Who won the war? Russians take a different view on D-Day
By Mark Trevelyan
MOSCOW (Reuters) - Sitting in the shade on a bench in the center of Moscow, 77-year-old Galina Makarenko pauses for several seconds before delivering her blunt opinion on the Allied D-Day landings of June 6, 1944.
"It helped us a little. But only a little," says the sprightly physicist, who was evacuated from Moscow to Kazakhstan to escape the conflict that Westerners call World War Two and Russians refer to as the Great Patriotic War.
President Vladimir Putin joins the leaders of France, Britain, the United States and Germany to mark the 70th anniversary on Friday of the Normandy landings that opened the western front against Hitler's forces, catching them in a giant pincer movement as Stalin's Red Army pushed them back in the east.

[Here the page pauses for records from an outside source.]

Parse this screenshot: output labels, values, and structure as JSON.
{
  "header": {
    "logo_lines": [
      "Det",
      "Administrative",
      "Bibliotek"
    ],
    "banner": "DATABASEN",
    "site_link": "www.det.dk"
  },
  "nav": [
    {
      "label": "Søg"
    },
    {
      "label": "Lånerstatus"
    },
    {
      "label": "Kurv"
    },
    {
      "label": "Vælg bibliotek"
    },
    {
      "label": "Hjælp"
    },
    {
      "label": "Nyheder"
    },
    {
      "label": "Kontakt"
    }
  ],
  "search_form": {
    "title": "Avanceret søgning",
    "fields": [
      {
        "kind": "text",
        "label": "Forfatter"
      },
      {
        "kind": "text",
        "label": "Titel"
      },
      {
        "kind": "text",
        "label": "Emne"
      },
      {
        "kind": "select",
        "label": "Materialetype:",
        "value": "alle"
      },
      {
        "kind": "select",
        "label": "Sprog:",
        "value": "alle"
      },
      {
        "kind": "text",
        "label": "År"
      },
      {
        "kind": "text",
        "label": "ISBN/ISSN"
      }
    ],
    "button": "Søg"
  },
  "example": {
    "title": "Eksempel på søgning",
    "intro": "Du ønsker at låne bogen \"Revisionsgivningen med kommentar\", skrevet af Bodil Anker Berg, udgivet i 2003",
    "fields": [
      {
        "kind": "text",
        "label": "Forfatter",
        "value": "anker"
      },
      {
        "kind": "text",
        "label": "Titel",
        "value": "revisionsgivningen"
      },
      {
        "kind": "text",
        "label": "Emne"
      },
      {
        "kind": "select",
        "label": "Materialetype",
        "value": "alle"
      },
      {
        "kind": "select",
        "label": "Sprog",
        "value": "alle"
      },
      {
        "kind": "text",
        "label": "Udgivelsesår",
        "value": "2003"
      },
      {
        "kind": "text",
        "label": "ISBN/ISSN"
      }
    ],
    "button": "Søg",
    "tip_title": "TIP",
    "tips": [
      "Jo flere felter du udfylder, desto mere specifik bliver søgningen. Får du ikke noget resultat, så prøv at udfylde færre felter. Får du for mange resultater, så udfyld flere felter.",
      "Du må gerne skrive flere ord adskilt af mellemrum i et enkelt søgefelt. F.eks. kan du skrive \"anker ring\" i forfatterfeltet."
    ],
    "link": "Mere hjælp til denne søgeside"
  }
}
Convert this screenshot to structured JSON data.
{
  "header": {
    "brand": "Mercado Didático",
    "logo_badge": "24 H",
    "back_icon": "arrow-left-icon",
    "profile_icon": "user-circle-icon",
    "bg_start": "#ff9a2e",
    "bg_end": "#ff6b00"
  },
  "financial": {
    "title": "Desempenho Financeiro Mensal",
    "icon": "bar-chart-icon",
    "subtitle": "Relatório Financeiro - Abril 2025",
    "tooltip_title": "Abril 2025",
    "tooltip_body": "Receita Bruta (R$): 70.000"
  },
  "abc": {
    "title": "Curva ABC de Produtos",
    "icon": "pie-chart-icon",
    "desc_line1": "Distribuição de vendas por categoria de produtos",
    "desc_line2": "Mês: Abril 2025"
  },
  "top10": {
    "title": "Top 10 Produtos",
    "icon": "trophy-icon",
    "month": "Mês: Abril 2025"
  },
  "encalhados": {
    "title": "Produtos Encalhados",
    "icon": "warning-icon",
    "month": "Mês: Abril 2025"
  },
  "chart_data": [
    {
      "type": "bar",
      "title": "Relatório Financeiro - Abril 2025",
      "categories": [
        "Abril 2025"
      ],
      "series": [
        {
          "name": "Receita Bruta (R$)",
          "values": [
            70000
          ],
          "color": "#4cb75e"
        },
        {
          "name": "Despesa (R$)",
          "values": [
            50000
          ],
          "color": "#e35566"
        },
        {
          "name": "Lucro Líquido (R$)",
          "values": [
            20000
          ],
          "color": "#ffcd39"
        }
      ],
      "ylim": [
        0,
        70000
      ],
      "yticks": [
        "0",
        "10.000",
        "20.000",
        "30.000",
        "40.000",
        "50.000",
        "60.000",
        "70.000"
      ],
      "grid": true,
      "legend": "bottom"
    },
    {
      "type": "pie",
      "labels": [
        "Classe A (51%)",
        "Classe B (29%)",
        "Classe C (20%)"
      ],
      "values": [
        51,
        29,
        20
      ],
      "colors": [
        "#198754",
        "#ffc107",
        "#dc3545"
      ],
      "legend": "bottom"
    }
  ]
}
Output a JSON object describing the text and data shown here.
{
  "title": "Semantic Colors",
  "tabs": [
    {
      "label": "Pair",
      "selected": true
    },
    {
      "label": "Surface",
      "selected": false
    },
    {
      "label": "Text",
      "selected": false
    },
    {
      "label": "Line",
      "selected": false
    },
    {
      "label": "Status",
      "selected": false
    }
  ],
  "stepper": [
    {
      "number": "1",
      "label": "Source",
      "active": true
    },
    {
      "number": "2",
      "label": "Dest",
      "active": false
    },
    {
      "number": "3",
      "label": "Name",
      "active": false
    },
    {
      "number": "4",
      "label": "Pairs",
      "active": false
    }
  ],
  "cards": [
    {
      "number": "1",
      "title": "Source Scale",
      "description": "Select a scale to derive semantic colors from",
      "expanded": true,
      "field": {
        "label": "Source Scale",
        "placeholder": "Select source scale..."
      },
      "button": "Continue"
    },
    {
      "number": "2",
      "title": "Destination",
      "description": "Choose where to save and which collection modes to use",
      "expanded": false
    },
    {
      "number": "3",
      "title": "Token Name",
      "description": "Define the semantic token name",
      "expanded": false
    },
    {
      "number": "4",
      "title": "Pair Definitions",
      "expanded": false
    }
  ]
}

But while many in the West see D-Day as the decisive turning point in the conflict, conversations in the Russian capital on Thursday reflected a widely held view here that the Soviet Union had already turned the tide of the war, in which it lost more than 20 million people, and would have prevailed on its own.
"That is absolutely clear, there's no doubt about that. It would have won because the people were desperate, they had gathered their strength and learned to wage war. The war would definitely have been won by the Soviet people," said pensioner Nikolai Kosyak, 64.
STALIN HOSTS CHURCHILL
The timing of the second front was a vexed question between the wartime Allies: Soviet leader Josef Stalin had urged British Prime Minister Winston Churchill to open it as far back as August 1942. Continued...